# Given information

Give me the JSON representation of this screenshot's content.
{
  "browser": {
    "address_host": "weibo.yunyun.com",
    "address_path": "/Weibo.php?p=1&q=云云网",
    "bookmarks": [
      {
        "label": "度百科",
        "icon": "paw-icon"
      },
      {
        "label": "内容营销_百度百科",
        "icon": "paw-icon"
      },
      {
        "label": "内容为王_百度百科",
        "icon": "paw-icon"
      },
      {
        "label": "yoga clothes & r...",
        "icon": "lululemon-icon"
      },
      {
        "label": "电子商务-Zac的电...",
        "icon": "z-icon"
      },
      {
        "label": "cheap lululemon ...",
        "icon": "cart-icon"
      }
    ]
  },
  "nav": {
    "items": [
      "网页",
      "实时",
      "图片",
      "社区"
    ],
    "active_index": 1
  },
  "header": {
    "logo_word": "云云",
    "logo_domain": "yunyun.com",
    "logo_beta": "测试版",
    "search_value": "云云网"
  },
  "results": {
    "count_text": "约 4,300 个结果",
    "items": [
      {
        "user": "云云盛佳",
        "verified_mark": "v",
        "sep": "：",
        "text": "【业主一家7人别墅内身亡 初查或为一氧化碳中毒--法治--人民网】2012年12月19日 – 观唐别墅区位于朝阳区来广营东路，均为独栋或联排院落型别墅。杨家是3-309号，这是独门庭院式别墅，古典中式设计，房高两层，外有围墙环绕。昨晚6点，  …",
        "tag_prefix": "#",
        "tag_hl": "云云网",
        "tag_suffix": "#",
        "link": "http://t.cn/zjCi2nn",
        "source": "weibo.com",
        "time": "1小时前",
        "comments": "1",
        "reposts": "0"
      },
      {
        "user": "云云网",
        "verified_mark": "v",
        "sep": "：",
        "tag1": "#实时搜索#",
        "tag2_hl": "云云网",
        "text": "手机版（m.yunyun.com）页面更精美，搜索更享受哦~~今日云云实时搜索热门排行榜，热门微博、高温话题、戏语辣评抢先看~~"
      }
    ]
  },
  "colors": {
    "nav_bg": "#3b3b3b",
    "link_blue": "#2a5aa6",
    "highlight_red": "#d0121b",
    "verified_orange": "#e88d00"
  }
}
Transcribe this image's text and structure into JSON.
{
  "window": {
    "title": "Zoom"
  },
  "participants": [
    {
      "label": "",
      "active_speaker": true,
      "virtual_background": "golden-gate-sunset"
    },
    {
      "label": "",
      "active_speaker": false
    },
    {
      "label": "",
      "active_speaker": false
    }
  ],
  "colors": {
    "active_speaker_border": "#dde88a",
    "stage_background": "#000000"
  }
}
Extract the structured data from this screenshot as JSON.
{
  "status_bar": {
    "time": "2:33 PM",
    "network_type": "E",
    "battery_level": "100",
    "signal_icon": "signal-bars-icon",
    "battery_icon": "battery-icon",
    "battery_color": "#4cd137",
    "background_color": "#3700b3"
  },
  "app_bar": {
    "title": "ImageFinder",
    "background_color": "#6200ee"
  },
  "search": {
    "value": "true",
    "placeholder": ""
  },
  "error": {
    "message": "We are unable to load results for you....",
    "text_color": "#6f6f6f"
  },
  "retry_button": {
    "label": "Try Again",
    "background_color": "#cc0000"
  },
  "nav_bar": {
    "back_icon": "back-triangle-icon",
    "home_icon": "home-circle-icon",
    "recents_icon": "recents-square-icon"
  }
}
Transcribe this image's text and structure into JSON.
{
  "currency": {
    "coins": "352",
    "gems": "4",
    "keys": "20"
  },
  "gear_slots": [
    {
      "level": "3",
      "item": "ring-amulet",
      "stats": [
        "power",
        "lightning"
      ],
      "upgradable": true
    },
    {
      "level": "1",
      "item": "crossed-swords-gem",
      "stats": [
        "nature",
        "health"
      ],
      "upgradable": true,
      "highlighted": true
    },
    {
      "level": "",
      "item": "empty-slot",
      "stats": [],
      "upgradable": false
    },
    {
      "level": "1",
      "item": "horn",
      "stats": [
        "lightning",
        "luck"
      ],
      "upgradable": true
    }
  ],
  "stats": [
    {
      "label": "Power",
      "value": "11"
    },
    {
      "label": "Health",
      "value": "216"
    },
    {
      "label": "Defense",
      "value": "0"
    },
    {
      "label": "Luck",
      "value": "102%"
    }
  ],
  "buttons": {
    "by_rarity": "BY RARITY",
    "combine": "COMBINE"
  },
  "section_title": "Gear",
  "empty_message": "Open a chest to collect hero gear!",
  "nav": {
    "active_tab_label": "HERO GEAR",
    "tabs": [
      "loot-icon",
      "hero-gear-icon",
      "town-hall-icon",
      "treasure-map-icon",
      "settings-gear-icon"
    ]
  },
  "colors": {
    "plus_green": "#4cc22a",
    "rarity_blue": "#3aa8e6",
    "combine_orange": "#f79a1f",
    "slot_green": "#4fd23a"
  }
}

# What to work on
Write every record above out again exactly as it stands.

# Reply
Give me the JSON representation of this screenshot's content.
{
  "browser": {
    "address_host": "weibo.yunyun.com",
    "address_path": "/Weibo.php?p=1&q=云云网",
    "bookmarks": [
      {
        "label": "度百科",
        "icon": "paw-icon"
      },
      {
        "label": "内容营销_百度百科",
        "icon": "paw-icon"
      },
      {
        "label": "内容为王_百度百科",
        "icon": "paw-icon"
      },
      {
        "label": "yoga clothes & r...",
        "icon": "lululemon-icon"
      },
      {
        "label": "电子商务-Zac的电...",
        "icon": "z-icon"
      },
      {
        "label": "cheap lululemon ...",
        "icon": "cart-icon"
      }
    ]
  },
  "nav": {
    "items": [
      "网页",
      "实时",
      "图片",
      "社区"
    ],
    "active_index": 1
  },
  "header": {
    "logo_word": "云云",
    "logo_domain": "yunyun.com",
    "logo_beta": "测试版",
    "search_value": "云云网"
  },
  "results": {
    "count_text": "约 4,300 个结果",
    "items": [
      {
        "user": "云云盛佳",
        "verified_mark": "v",
        "sep": "：",
        "text": "【业主一家7人别墅内身亡 初查或为一氧化碳中毒--法治--人民网】2012年12月19日 – 观唐别墅区位于朝阳区来广营东路，均为独栋或联排院落型别墅。杨家是3-309号，这是独门庭院式别墅，古典中式设计，房高两层，外有围墙环绕。昨晚6点，  …",
        "tag_prefix": "#",
        "tag_hl": "云云网",
        "tag_suffix": "#",
        "link": "http://t.cn/zjCi2nn",
        "source": "weibo.com",
        "time": "1小时前",
        "comments": "1",
        "reposts": "0"
      },
      {
        "user": "云云网",
        "verified_mark": "v",
        "sep": "：",
        "tag1": "#实时搜索#",
        "tag2_hl": "云云网",
        "text": "手机版（m.yunyun.com）页面更精美，搜索更享受哦~~今日云云实时搜索热门排行榜，热门微博、高温话题、戏语辣评抢先看~~"
      }
    ]
  },
  "colors": {
    "nav_bg": "#3b3b3b",
    "link_blue": "#2a5aa6",
    "highlight_red": "#d0121b",
    "verified_orange": "#e88d00"
  }
}
Transcribe this image's text and structure into JSON.
{
  "window": {
    "title": "Zoom"
  },
  "participants": [
    {
      "label": "",
      "active_speaker": true,
      "virtual_background": "golden-gate-sunset"
    },
    {
      "label": "",
      "active_speaker": false
    },
    {
      "label": "",
      "active_speaker": false
    }
  ],
  "colors": {
    "active_speaker_border": "#dde88a",
    "stage_background": "#000000"
  }
}
Extract the structured data from this screenshot as JSON.
{
  "status_bar": {
    "time": "2:33 PM",
    "network_type": "E",
    "battery_level": "100",
    "signal_icon": "signal-bars-icon",
    "battery_icon": "battery-icon",
    "battery_color": "#4cd137",
    "background_color": "#3700b3"
  },
  "app_bar": {
    "title": "ImageFinder",
    "background_color": "#6200ee"
  },
  "search": {
    "value": "true",
    "placeholder": ""
  },
  "error": {
    "message": "We are unable to load results for you....",
    "text_color": "#6f6f6f"
  },
  "retry_button": {
    "label": "Try Again",
    "background_color": "#cc0000"
  },
  "nav_bar": {
    "back_icon": "back-triangle-icon",
    "home_icon": "home-circle-icon",
    "recents_icon": "recents-square-icon"
  }
}
Transcribe this image's text and structure into JSON.
{
  "currency": {
    "coins": "352",
    "gems": "4",
    "keys": "20"
  },
  "gear_slots": [
    {
      "level": "3",
      "item": "ring-amulet",
      "stats": [
        "power",
        "lightning"
      ],
      "upgradable": true
    },
    {
      "level": "1",
      "item": "crossed-swords-gem",
      "stats": [
        "nature",
        "health"
      ],
      "upgradable": true,
      "highlighted": true
    },
    {
      "level": "",
      "item": "empty-slot",
      "stats": [],
      "upgradable": false
    },
    {
      "level": "1",
      "item": "horn",
      "stats": [
        "lightning",
        "luck"
      ],
      "upgradable": true
    }
  ],
  "stats": [
    {
      "label": "Power",
      "value": "11"
    },
    {
      "label": "Health",
      "value": "216"
    },
    {
      "label": "Defense",
      "value": "0"
    },
    {
      "label": "Luck",
      "value": "102%"
    }
  ],
  "buttons": {
    "by_rarity": "BY RARITY",
    "combine": "COMBINE"
  },
  "section_title": "Gear",
  "empty_message": "Open a chest to collect hero gear!",
  "nav": {
    "active_tab_label": "HERO GEAR",
    "tabs": [
      "loot-icon",
      "hero-gear-icon",
      "town-hall-icon",
      "treasure-map-icon",
      "settings-gear-icon"
    ]
  },
  "colors": {
    "plus_green": "#4cc22a",
    "rarity_blue": "#3aa8e6",
    "combine_orange": "#f79a1f",
    "slot_green": "#4fd23a"
  }
}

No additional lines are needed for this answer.